Grassroots Trust Suspension Goes Over Badly

The suspension of Grassroots Trust poker machines began last week, shutting down pokies in various pubs across the country. The suspension as meant to penalize the trust for failing to pay over $500 000 to the community, but pub owners state that the only people suffering will be them.

Pub owners have come forward to express their disappointment with the resolution to Grassroots Trusts’ transgression. Rather than punishing the trust itself, the government has taken profits away from pub owners. Without poker machines, many local pubs will lose business to casinos and other venues that have pokies in operation.

Moving forward, Grassroots Trust will be required to pay 40% of its profits to the community and 11% to pub owners. This means that Grassroots Trust will not have to pay any fines or undertake any punishment that may deter them from breaking gaming laws again in the future.
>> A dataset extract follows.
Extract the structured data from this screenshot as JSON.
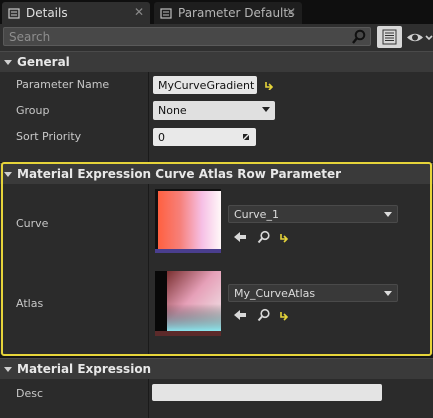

“There is simply no justice or common sense in this approach,” says Reg Hennessy, Vice President of Hospitality New Zealand. “Why are the trustees and managers not being fined?”

He believes that more consideration for pub owners should be shown in this situation. They are being forced to take the brunt of the punishment while Grassroots Trust pays no mind.

Community Groups Will Not Lose Funding As A Result of Harm Reduction Bill

According to MP Te Ururoa Flavell, local charities and community groups do not have anything to worry about when it comes to the new harm reduction bill that could see many poker machines across New Zealand removed. He assures them that they will not lose funding but rather are likely to see an increase.

The harm reduction bill would give city councillors the power to reduce the number of poker machines in their jurisdictions. Unlike sinking lid policies, the poker machines would have to be removed within 12 months.

Since poker machines generate a large portion of funding of local charities and community groups, many local groups have become worried that the bill will jeopardize their funding. However, Flavell states that this is not likely to happen. Instead, he claims that the bill will allow for more funding to be generated for charities and not-for-profit organizations.

As it stands, only a small portion (less than 20%) is donated from poker machine profits to local charities. Under the new legislation, the community could see up to 80% of poker machines’ profits as local funding.